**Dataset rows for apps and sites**
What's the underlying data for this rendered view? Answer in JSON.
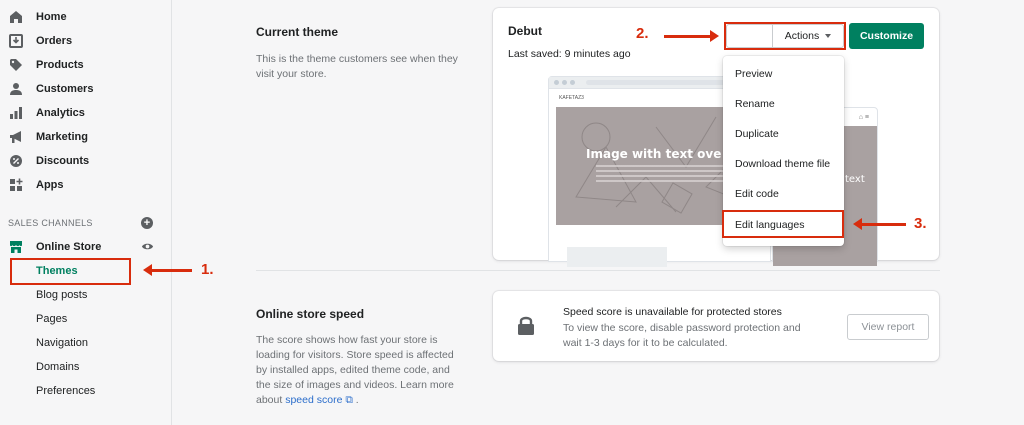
{
  "sidebar": {
    "nav": [
      {
        "label": "Home",
        "icon": "home-icon"
      },
      {
        "label": "Orders",
        "icon": "orders-icon"
      },
      {
        "label": "Products",
        "icon": "tag-icon"
      },
      {
        "label": "Customers",
        "icon": "person-icon"
      },
      {
        "label": "Analytics",
        "icon": "bar-chart-icon"
      },
      {
        "label": "Marketing",
        "icon": "megaphone-icon"
      },
      {
        "label": "Discounts",
        "icon": "discount-icon"
      },
      {
        "label": "Apps",
        "icon": "apps-icon"
      }
    ],
    "sales_channels_label": "SALES CHANNELS",
    "online_store_label": "Online Store",
    "sub_items": [
      "Themes",
      "Blog posts",
      "Pages",
      "Navigation",
      "Domains",
      "Preferences"
    ],
    "active_sub_item": "Themes"
  },
  "annotations": {
    "step1": "1.",
    "step2": "2.",
    "step3": "3."
  },
  "current_theme": {
    "title": "Current theme",
    "description": "This is the theme customers see when they visit your store.",
    "theme_name": "Debut",
    "last_saved": "Last saved: 9 minutes ago",
    "actions_label": "Actions",
    "customize_label": "Customize",
    "preview_hero_text": "Image with text ove",
    "preview_mobile_text": "text",
    "preview_logo": "KAFETAZ3"
  },
  "actions_menu": [
    "Preview",
    "Rename",
    "Duplicate",
    "Download theme file",
    "Edit code",
    "Edit languages"
  ],
  "speed": {
    "title": "Online store speed",
    "description_before_link": "The score shows how fast your store is loading for visitors. Store speed is affected by installed apps, edited theme code, and the size of images and videos. Learn more about",
    "link_text": "speed score",
    "description_after_link": " .",
    "card_title": "Speed score is unavailable for protected stores",
    "card_desc": "To view the score, disable password protection and wait 1-3 days for it to be calculated.",
    "view_report_label": "View report"
  },
  "colors": {
    "accent": "#008060",
    "annotation": "#d82c0d",
    "link": "#2c6ecb"
  }
}
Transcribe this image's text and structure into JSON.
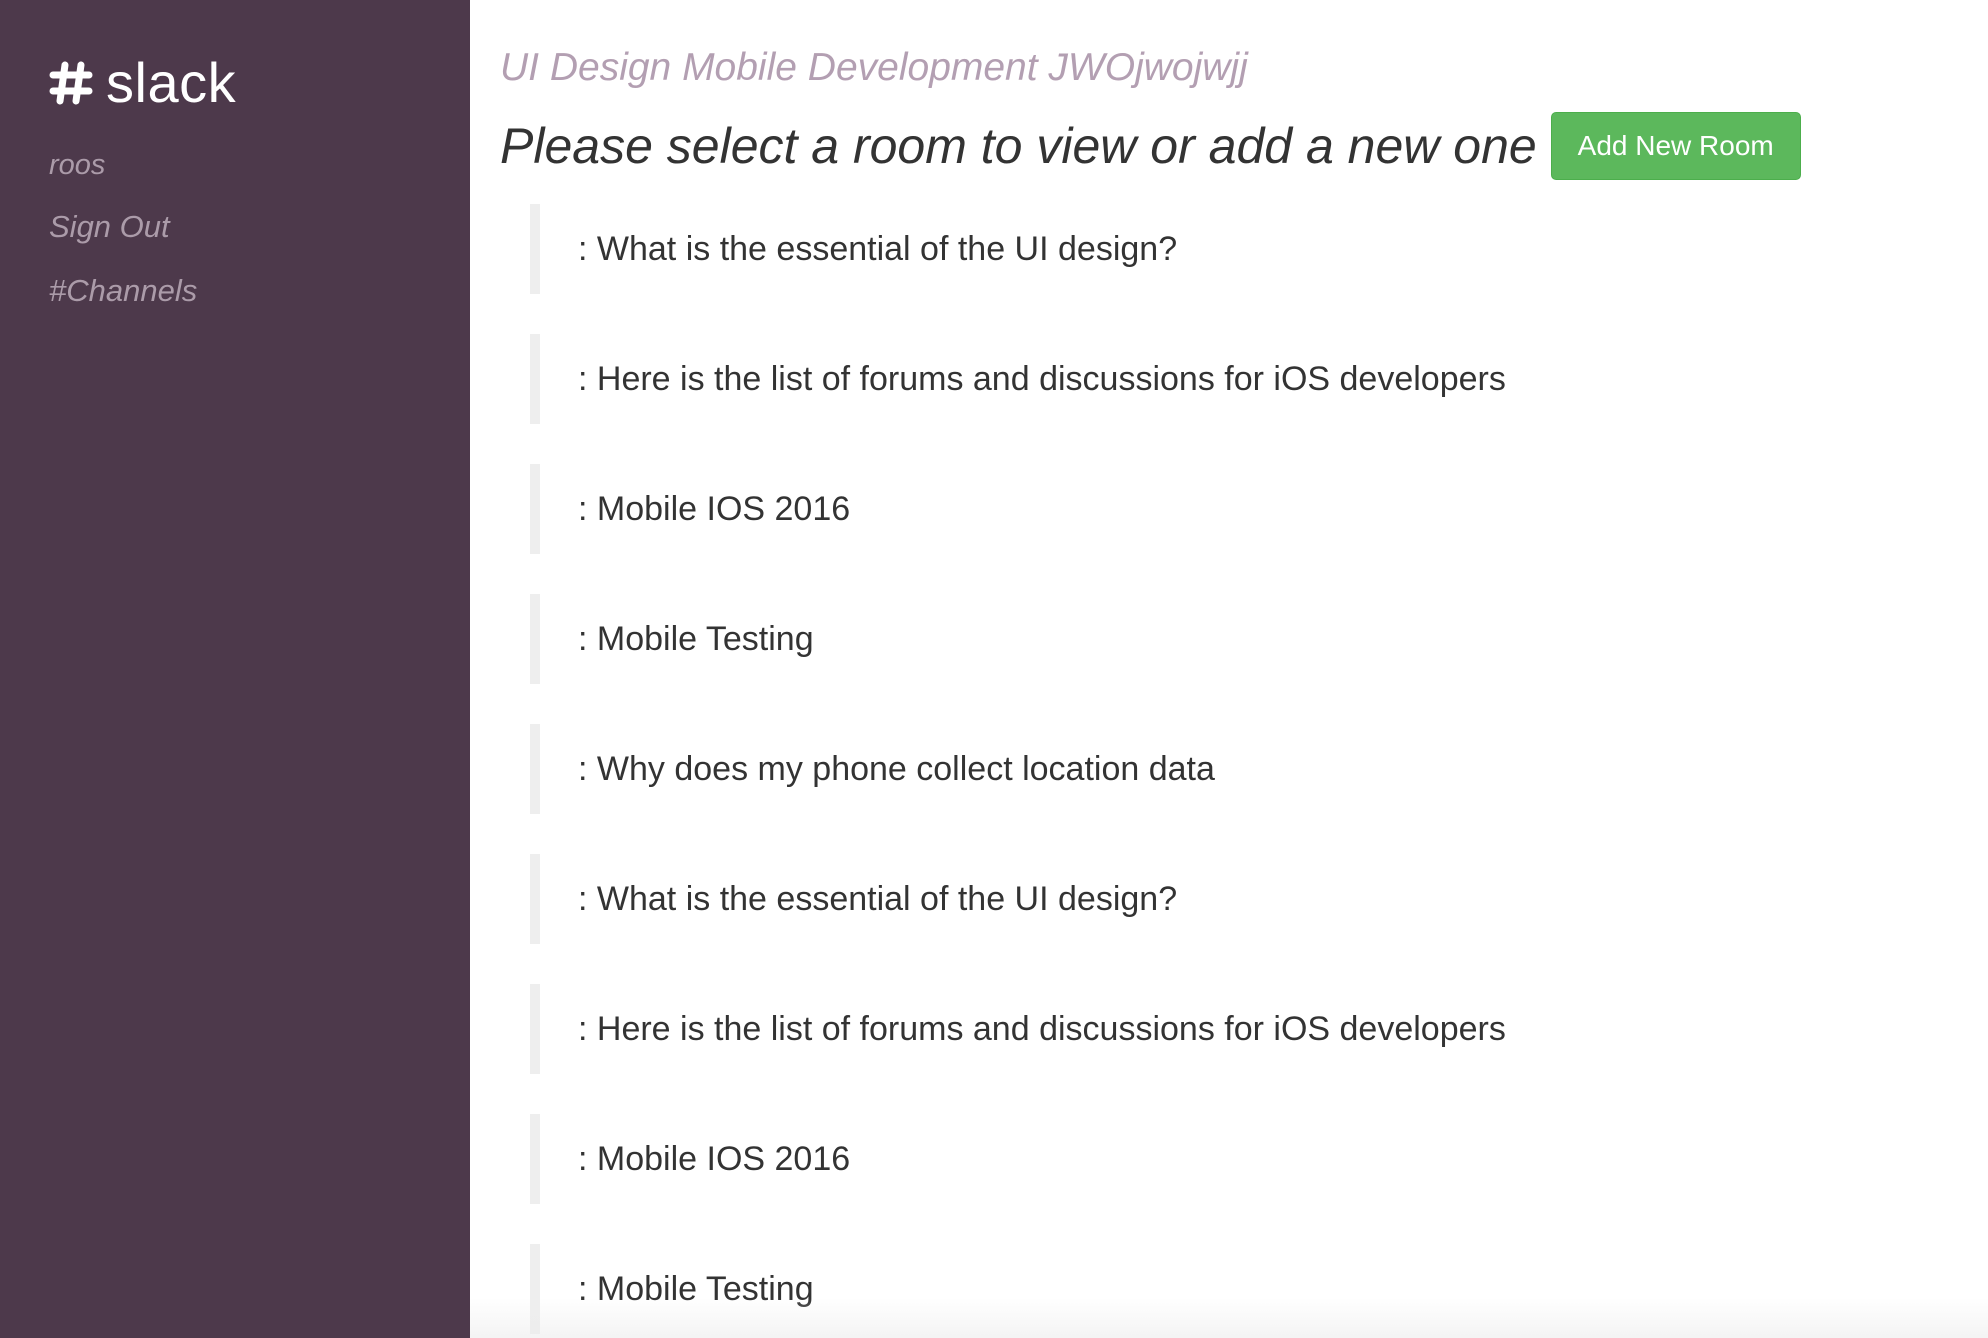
{
  "sidebar": {
    "brand": {
      "icon": "slack-hash-icon",
      "name": "slack"
    },
    "user": "roos",
    "sign_out": "Sign Out",
    "channels": "#Channels"
  },
  "main": {
    "subtitle": "UI Design Mobile Development JWOjwojwjj",
    "heading": "Please select a room to view or add a new one",
    "add_room_label": "Add New Room",
    "rooms": [
      ": What is the essential of the UI design?",
      ": Here is the list of forums and discussions for iOS developers",
      ": Mobile IOS 2016",
      ": Mobile Testing",
      ": Why does my phone collect location data",
      ": What is the essential of the UI design?",
      ": Here is the list of forums and discussions for iOS developers",
      ": Mobile IOS 2016",
      ": Mobile Testing"
    ]
  },
  "colors": {
    "sidebar_bg": "#4d394b",
    "sidebar_link": "#ab9ba9",
    "subtitle": "#b39fb2",
    "button_green": "#5cb85c",
    "room_border": "#eeeeee",
    "text": "#333333"
  }
}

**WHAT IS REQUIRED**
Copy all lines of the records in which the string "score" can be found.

**WORKED SOLUTION**
    "description_before_link": "The score shows how fast your store is loading for visitors. Store speed is affected by installed apps, edited theme code, and the size of images and videos. Learn more about",
    "link_text": "speed score",
    "card_title": "Speed score is unavailable for protected stores",
    "card_desc": "To view the score, disable password protection and wait 1-3 days for it to be calculated.",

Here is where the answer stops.